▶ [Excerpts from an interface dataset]
######

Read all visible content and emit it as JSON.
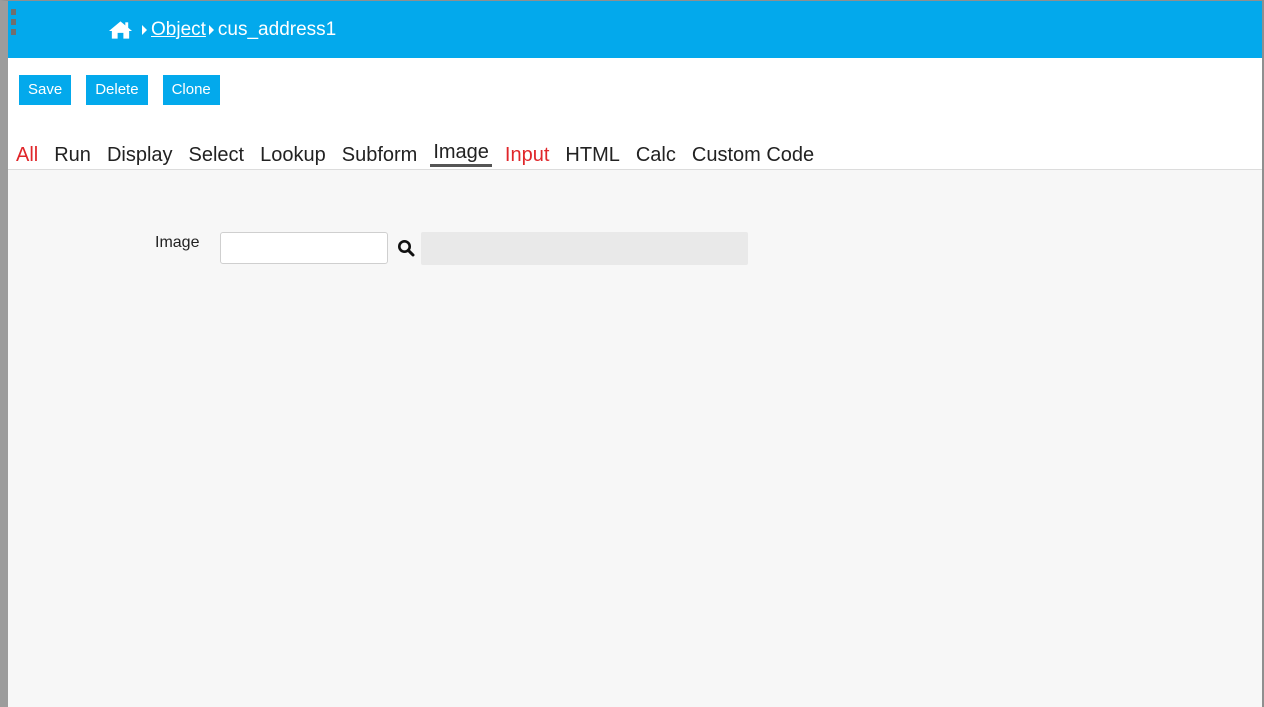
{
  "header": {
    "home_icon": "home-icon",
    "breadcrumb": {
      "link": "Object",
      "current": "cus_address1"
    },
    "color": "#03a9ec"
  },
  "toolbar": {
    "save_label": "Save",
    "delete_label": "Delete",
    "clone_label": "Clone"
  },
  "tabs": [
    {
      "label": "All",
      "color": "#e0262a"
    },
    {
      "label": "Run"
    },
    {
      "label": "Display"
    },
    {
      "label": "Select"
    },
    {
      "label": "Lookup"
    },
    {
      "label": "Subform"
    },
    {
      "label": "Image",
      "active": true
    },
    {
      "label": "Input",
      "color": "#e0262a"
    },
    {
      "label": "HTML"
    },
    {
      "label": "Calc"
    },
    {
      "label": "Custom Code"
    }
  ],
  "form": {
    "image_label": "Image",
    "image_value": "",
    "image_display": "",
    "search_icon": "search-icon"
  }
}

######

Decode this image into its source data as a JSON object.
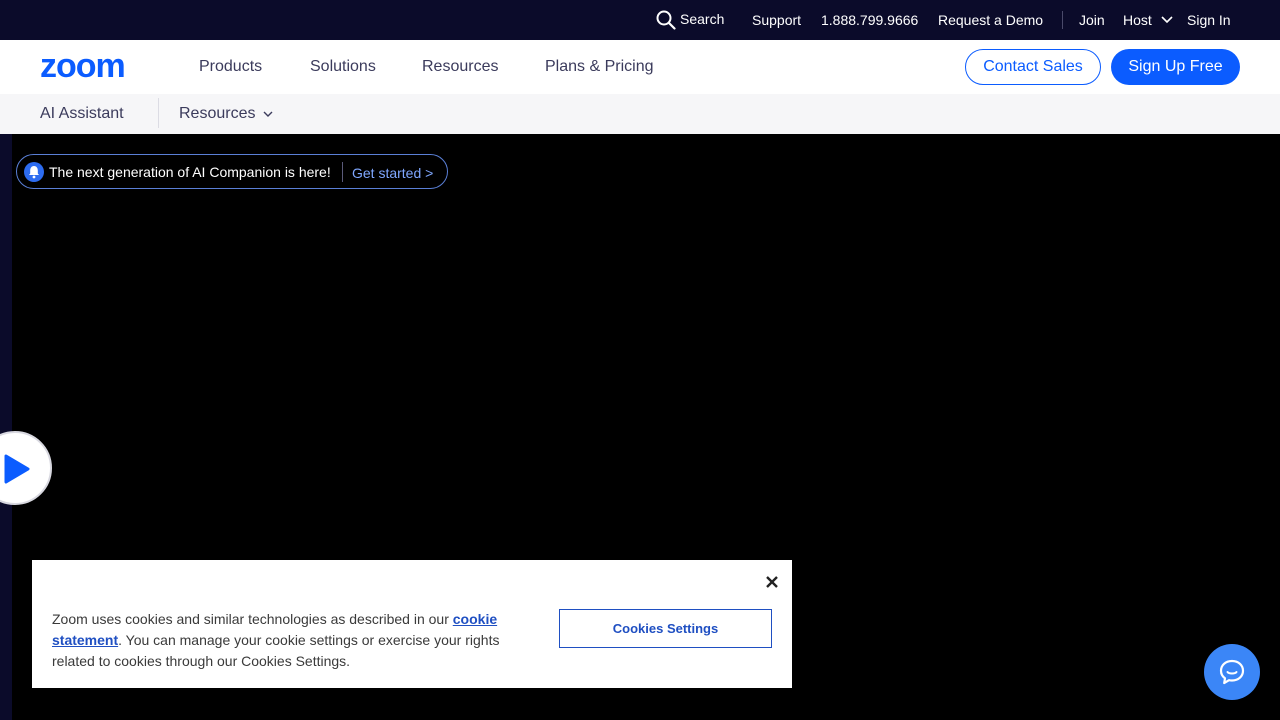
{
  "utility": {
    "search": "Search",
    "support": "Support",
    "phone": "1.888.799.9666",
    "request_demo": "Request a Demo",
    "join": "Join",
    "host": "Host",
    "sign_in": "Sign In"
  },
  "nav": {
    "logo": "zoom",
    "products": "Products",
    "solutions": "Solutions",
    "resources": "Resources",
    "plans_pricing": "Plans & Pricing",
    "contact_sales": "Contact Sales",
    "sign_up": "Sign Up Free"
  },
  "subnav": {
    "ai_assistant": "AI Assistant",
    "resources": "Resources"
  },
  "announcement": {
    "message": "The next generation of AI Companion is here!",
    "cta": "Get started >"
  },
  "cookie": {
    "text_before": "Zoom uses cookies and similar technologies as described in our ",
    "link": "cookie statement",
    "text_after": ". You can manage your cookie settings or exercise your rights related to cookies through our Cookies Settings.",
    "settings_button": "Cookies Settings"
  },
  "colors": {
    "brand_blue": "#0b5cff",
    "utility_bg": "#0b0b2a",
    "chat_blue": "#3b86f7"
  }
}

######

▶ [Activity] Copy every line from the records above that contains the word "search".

▶ [Output of the task]
    "search_icon": "search-icon"
    "search": "Search",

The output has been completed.